2017 | Elsevier
Fruits and vegetables have the highest wastage rates at retail and consumer levels. These wastes have promising potential for being used as substrates in bioprocesses. However, an effective hydrolysis of carbohydrates that form these residues has to be developed before the biotransformation. In this work, vegetable wastes from supermarket (tomatoes, green peppers and potatoes) have been separately treated by acid, thermal and enzymatic hydrolysis processes in order to maximise the concentration of fermentable sugars in the final broth. For all substrates, thermal and enzymatic processes have shown to be the most effective. A new combined hydrolysis procedure including these both treatments was also assayed and the enzymatic step was successfully modelled. With this combined hydrolysis, the percentage of reducing sugars extracted was increased, in comparison with the amount extracted from non-hydrolysed samples, approximately by 30% in the case of tomato and green peeper wastes. For potato wastes this percentage increased from values lower than 1% to 77%. In addition, very low values of fermentation inhibitors were found in the final broth.
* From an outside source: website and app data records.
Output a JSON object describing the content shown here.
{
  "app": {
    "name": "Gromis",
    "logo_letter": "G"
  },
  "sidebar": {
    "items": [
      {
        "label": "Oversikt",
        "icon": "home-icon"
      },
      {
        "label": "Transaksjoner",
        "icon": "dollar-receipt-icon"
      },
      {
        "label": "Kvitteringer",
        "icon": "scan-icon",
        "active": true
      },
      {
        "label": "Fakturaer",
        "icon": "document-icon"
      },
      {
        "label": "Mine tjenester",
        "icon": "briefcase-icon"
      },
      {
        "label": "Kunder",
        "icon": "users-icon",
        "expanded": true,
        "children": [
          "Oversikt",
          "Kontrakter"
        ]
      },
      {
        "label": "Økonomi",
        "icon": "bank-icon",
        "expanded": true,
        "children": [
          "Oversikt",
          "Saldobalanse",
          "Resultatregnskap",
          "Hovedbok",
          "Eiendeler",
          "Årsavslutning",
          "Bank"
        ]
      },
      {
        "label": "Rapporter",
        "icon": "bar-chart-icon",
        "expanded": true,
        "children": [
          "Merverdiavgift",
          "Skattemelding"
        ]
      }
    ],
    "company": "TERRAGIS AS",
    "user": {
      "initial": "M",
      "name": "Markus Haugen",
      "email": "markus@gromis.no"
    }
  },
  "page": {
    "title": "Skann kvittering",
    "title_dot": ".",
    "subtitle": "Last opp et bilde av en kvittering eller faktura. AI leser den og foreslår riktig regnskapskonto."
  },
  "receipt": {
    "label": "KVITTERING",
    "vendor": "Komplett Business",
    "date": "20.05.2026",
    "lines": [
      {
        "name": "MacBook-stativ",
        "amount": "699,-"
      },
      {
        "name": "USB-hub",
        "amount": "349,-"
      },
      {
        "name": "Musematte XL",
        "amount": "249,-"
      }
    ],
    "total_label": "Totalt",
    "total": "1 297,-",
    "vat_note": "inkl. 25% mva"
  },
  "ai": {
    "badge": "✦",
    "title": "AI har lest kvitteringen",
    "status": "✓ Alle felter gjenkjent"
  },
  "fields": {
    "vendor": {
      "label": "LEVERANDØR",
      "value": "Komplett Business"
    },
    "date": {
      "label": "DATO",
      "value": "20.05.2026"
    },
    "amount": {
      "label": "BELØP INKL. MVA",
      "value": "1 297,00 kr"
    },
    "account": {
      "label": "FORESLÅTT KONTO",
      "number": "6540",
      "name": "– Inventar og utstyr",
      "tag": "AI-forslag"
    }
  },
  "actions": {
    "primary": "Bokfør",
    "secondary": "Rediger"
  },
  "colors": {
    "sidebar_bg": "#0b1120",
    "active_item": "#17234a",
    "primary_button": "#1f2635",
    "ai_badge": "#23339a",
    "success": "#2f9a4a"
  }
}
2012 | Elsevier
Importation of second hand of Electric and Electronic Equipment (EEE) into Kingdom of Cambodia will be generated E-waste because of low quality and short period time for using. E-waste generated and handle practiced by formal and informal sector, which is improper practice on storage, collection, transportation and discarding with municipal waste collect and after that disposed at dumping-site. Ministry of Environment (MoE) in role of responsible the prevention, protection as well as minimizing/reduction all activities that impact to human health and environment from all sources polluted is effort to develop project proposal to conduct research, consultation workshop, training workshop and dissemination to stakeholders related to E-waste generation and its impact to human health and environment.
2009 | Ministry of Environment, Kingdom of Cambodia
Inventory studies show that E-waste generation potential ranges from 6792 metric tons in 2008 to 22,443 metric tons in 2019. Further, the results of extensive field work highlighted that the E-waste trade value chain consists of stakeholders, who use twelve processes during E-waste management. These processes are carried out in an environmentally unsound manner, which need to be addressed both at national and city level. These findings are in line with CEA report, which stated that an action plan for the environmentally sound management of E-waste should be prepared and implemented in Cambodia. In this context, the following sections describe the identified needs, objectives, approach and methodology and capacity building effort to address these needs within municipal limits of PPM. Further, the format of the report describes the outcome of this effort.
2009 | Ministry of Environment, Cambodia
Phnom Penh Municipality (PPM) is the capital city of the Royal Kingdom of Cambodia with a total land area of 376.95 Km2. It is equal to 0.20% of the total land area of the country. Administratively, PPM is divided into 7 districts (up to 2008) but now one more district has been determined, 76 communes, 689 villages and 4,320 groups. The population of the city is approximately 1,080,519 consisting of 188,769 households out of which 43% live in urban area and 57% in rural area. Population growth in the city is 3.92%. Double-digit economic growth rates in recent years have triggered an economic boom in Cambodia, with new hotels, restaurants, and residential buildings springing up around the PPM. Due to improved living standards, globalization, international trade, and tourism, the consumption of electrical and electronic equipment (EEE) has rapidly increased in the urban centers in the country.